_Exercise_.
Go through the entries and copy every one exactly.

_Data for the task_.
[Start of section]

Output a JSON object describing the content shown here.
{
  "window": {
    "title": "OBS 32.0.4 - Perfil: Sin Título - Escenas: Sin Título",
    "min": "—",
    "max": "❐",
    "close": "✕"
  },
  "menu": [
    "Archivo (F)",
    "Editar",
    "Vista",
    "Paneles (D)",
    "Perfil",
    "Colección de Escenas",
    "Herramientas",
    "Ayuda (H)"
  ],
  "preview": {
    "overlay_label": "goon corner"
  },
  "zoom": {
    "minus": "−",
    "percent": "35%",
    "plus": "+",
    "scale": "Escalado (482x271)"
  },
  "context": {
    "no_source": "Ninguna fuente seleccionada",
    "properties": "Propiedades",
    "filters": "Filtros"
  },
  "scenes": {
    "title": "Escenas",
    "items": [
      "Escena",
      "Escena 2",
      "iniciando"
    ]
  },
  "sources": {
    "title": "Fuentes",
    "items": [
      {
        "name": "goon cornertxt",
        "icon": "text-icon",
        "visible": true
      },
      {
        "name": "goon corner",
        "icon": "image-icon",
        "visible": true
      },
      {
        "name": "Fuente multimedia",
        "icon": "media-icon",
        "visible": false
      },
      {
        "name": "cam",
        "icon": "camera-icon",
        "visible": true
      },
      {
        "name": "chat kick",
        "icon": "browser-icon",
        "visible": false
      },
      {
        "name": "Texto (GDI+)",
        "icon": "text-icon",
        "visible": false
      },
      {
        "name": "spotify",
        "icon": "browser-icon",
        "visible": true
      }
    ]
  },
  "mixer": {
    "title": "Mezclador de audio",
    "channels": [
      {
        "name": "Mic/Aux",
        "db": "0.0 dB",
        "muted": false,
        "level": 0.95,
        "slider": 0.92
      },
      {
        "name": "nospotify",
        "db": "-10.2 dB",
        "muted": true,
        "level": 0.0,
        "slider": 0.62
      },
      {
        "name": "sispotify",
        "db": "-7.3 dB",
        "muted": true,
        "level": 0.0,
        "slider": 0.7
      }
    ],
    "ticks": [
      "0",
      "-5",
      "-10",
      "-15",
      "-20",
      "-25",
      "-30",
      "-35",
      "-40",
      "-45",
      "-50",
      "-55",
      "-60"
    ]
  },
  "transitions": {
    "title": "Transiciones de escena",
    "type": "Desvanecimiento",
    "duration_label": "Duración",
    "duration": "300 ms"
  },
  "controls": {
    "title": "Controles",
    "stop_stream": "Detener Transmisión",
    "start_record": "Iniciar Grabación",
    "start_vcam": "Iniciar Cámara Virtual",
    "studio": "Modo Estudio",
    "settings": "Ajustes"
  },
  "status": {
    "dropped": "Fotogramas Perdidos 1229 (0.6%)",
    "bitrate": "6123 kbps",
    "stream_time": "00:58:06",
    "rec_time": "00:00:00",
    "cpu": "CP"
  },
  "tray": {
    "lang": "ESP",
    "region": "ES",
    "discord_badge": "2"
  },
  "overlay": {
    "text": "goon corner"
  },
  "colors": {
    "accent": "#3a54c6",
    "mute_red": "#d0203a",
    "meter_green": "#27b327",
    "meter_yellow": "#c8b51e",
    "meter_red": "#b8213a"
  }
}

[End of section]

_Output for this exercise_.
Output a JSON object describing the content shown here.
{
  "window": {
    "title": "OBS 32.0.4 - Perfil: Sin Título - Escenas: Sin Título",
    "min": "—",
    "max": "❐",
    "close": "✕"
  },
  "menu": [
    "Archivo (F)",
    "Editar",
    "Vista",
    "Paneles (D)",
    "Perfil",
    "Colección de Escenas",
    "Herramientas",
    "Ayuda (H)"
  ],
  "preview": {
    "overlay_label": "goon corner"
  },
  "zoom": {
    "minus": "−",
    "percent": "35%",
    "plus": "+",
    "scale": "Escalado (482x271)"
  },
  "context": {
    "no_source": "Ninguna fuente seleccionada",
    "properties": "Propiedades",
    "filters": "Filtros"
  },
  "scenes": {
    "title": "Escenas",
    "items": [
      "Escena",
      "Escena 2",
      "iniciando"
    ]
  },
  "sources": {
    "title": "Fuentes",
    "items": [
      {
        "name": "goon cornertxt",
        "icon": "text-icon",
        "visible": true
      },
      {
        "name": "goon corner",
        "icon": "image-icon",
        "visible": true
      },
      {
        "name": "Fuente multimedia",
        "icon": "media-icon",
        "visible": false
      },
      {
        "name": "cam",
        "icon": "camera-icon",
        "visible": true
      },
      {
        "name": "chat kick",
        "icon": "browser-icon",
        "visible": false
      },
      {
        "name": "Texto (GDI+)",
        "icon": "text-icon",
        "visible": false
      },
      {
        "name": "spotify",
        "icon": "browser-icon",
        "visible": true
      }
    ]
  },
  "mixer": {
    "title": "Mezclador de audio",
    "channels": [
      {
        "name": "Mic/Aux",
        "db": "0.0 dB",
        "muted": false,
        "level": 0.95,
        "slider": 0.92
      },
      {
        "name": "nospotify",
        "db": "-10.2 dB",
        "muted": true,
        "level": 0.0,
        "slider": 0.62
      },
      {
        "name": "sispotify",
        "db": "-7.3 dB",
        "muted": true,
        "level": 0.0,
        "slider": 0.7
      }
    ],
    "ticks": [
      "0",
      "-5",
      "-10",
      "-15",
      "-20",
      "-25",
      "-30",
      "-35",
      "-40",
      "-45",
      "-50",
      "-55",
      "-60"
    ]
  },
  "transitions": {
    "title": "Transiciones de escena",
    "type": "Desvanecimiento",
    "duration_label": "Duración",
    "duration": "300 ms"
  },
  "controls": {
    "title": "Controles",
    "stop_stream": "Detener Transmisión",
    "start_record": "Iniciar Grabación",
    "start_vcam": "Iniciar Cámara Virtual",
    "studio": "Modo Estudio",
    "settings": "Ajustes"
  },
  "status": {
    "dropped": "Fotogramas Perdidos 1229 (0.6%)",
    "bitrate": "6123 kbps",
    "stream_time": "00:58:06",
    "rec_time": "00:00:00",
    "cpu": "CP"
  },
  "tray": {
    "lang": "ESP",
    "region": "ES",
    "discord_badge": "2"
  },
  "overlay": {
    "text": "goon corner"
  },
  "colors": {
    "accent": "#3a54c6",
    "mute_red": "#d0203a",
    "meter_green": "#27b327",
    "meter_yellow": "#c8b51e",
    "meter_red": "#b8213a"
  }
}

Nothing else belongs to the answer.